[Collected data entries]
....
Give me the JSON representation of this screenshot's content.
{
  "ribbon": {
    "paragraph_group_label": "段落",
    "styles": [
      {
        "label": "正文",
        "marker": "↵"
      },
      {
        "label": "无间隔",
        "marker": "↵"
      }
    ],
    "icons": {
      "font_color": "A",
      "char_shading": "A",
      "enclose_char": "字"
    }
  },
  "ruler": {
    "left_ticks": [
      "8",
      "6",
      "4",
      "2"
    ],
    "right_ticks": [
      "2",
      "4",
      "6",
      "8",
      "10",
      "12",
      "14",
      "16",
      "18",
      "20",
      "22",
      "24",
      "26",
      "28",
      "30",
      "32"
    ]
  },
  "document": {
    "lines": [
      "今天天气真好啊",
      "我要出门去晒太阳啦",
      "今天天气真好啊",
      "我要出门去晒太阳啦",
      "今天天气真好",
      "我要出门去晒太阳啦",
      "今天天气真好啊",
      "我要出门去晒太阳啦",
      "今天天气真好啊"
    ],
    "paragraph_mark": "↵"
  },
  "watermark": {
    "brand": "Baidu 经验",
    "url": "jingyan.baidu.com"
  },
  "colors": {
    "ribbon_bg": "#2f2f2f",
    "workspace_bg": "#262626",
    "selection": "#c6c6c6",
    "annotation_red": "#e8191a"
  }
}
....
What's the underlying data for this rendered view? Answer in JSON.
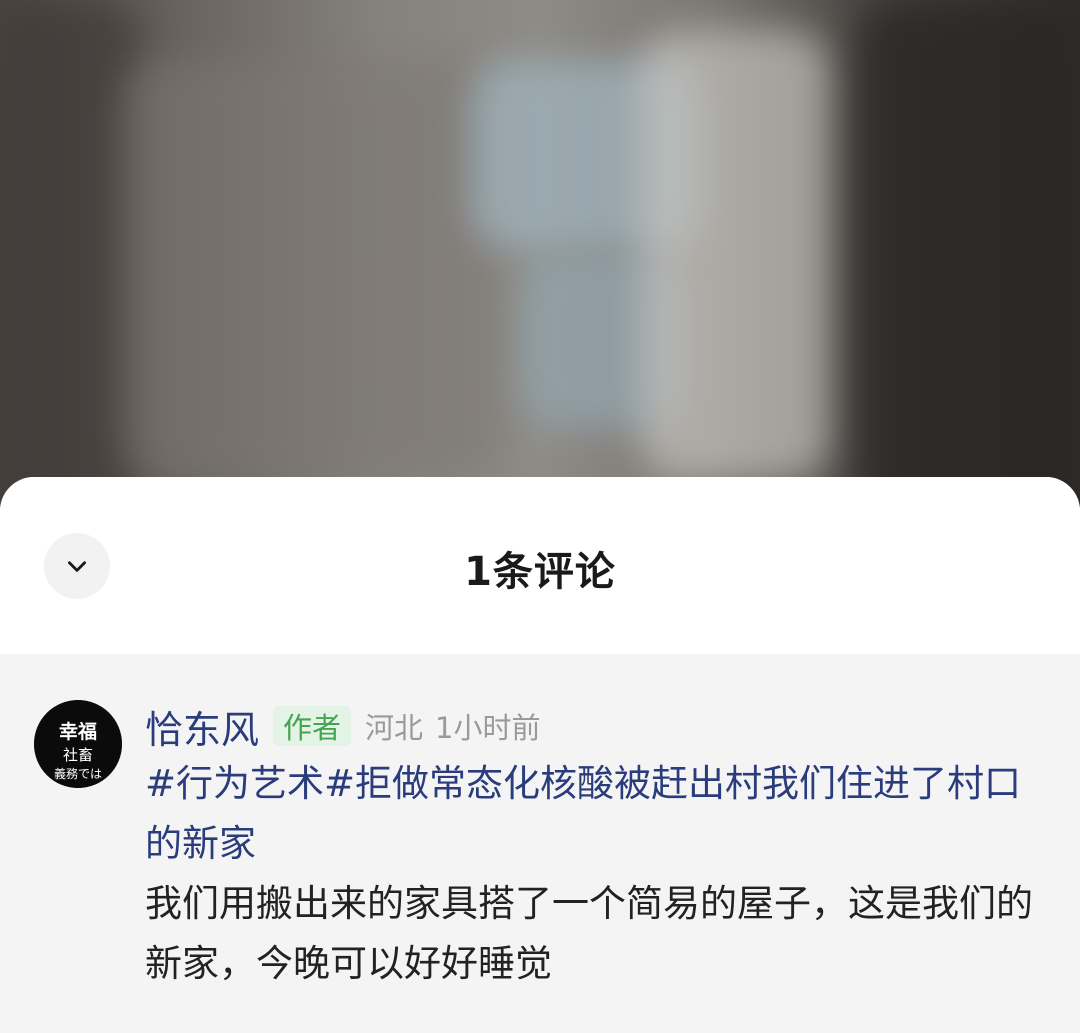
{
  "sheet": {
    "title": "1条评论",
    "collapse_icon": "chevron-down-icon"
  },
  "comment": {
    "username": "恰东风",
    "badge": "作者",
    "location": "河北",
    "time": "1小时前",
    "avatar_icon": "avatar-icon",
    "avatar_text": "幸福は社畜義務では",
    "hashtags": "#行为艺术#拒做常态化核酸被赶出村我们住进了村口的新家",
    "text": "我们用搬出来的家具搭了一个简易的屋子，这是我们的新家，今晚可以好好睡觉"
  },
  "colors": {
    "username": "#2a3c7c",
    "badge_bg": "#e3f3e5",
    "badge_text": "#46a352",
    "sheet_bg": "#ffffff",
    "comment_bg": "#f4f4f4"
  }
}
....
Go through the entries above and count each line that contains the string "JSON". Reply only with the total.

2